Bozeman, MT
Lincoln, NE
Bald Head Island, NC (2 reports)
Topsail Beach, NC (3 reports)
Brooklyn, NY
Lido Beach, NY
Long Beach, NY
Wantagh, NY (2 reports)
Pond Creek, OK
Astoria, OR
Depoe Bay, OR
Garibaldi, OR
Gleneden Beach, OR (2 reports)
Manzanita, OR
Neskowin, OR
Newport, OR (10 reports)
Rockaway Beach, OR (7 reports)
Seaside, OR
Waldport, OR
Warrenton, OR
Yachats, OR (2 reports)
Wellsboro, PA
Charleston, SC
Isle of Palms, SC (2 reports)
Brookings, SD
Crooks, SD
Sioux Falls, SD
Grayford, TX
Little Elm, TX
Miami, TX
Long Beach, WA (2 reports)
Ocean Shores, WA (4 reports)
North Cove, WA
Tokeland,  WA (2 reports)
Racine, WI

And here’s the map:

9.1.13 - 9.7.13

Red pins are static swarms, blue pins are migratory. Click the map to enlarge!

Some really cool things happened this week!  First, I’d like to draw your attention to that massive line of blue pins on the northwestern coast.  That represents a huge western migration of Sympetrum corruptum, the variegated meadowhawk.  That species migrates every year in that area, but some years it is more noticeable to non-entomologists/odonate enthusiasts than others.  This year was a really noticeable year!  Look up at the list of reports from Oregon and Washington and you’ll see that there were a lot of reports, and most of those came in over a two-day period.  It was a really impressive migration!  I’m sorry I didn’t have a chance to see it in person.

The second thing you’ll notice is that though there are few migratory movements represented in the midwestern US, most of the static swarms were located along the major midwestern rivers.  That’s a good indication that the midwestern migratory species are on the move too.  Those swarms are often made up mostly of green darners (Anax junius), but several people reported black dragonflies in their swarms.  That suggests that the black saddlebags (Tramea lacerata) might be moving too.  The migration appears to have begun!  And after last year’s migratory non-event, it’s already shaping up to be a more impressive migration.

There was a smaller event in my area of the country, with a few migratory swarms reported in North and South Carolina.  I had intended to rush out to the coast to see the migration as soon as there was good evidence that the migration was happening, but there wasn’t a big swell in reports as I’d expect for a major migratory movement and I decided not to go.  I’d expect something more like what I saw from the northwest if there were enough dragonflies to warrant the drive to the coast.  I’m hoping we’ll get more dragonflies moving in over the next few weeks, especially as there hasn’t been a lot of movement of the dragonflies in the northeast yet.  I might still have an opportunity to observe the migration!

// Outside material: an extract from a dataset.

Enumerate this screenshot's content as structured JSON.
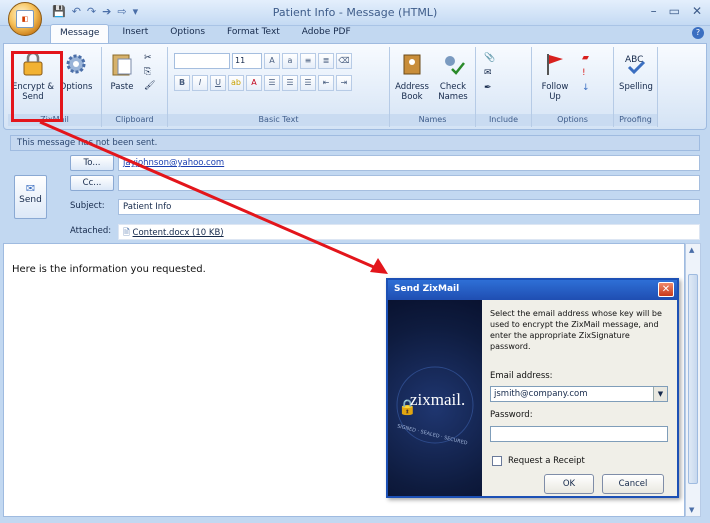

So, an exciting week of dragonfly activity!  One of the people who saw the western migration in Oregon got a video of the swarm, so I want to finish up this post with that video.  It’s shaky, but it gives you a really good idea of what the flow of dragonflies looked like.   There were reports of up to 500 dragonflies per minute flying along the Oregon coast, so this was a darned impressive event:

Keep sending in data!  This is the best time of year to have a chance to see a swarm, a time of great dragonfly activity all over the country.  If you see a swarm, I hope you’ll report it!


Have you seen a dragonfly swarm? I am tracking swarms so I can learn more about this interesting behavior.  If you see one, I’d love to hear from you!  Please visit my Report a Dragonfly Swarm page to fill out the official report form.  It only takes a few minutes! Thanks!


Want more information? Visit my dragonfly swarm information page for my entire collection of posts about dragonfly swarms!


Unless otherwise stated, all text, images, and video are copyright © C. L. Goforth

2 thoughts on “Swarm Sunday (on Tuesday) – 9/1/2013 – 9/7/2013

  1. I SOO enjoy your info pieces; especially the “Swarm Sunday” pieces !! Even though a retired Horticulturist/Entomologist (State of Florida Dept. Agri.), I still like to keep up with cutting edge Horticultural science. Please keep up your great work !!!!! Thanks, Floyd McHenry, Ocala, Florida

Have something to say?

Fill in your details below or click an icon to log in:

WordPress.com Logo

You are commenting using your WordPress.com account. Log Out /  Change )

Facebook photo

You are commenting using your Facebook account. Log Out /  Change )

Connecting to %s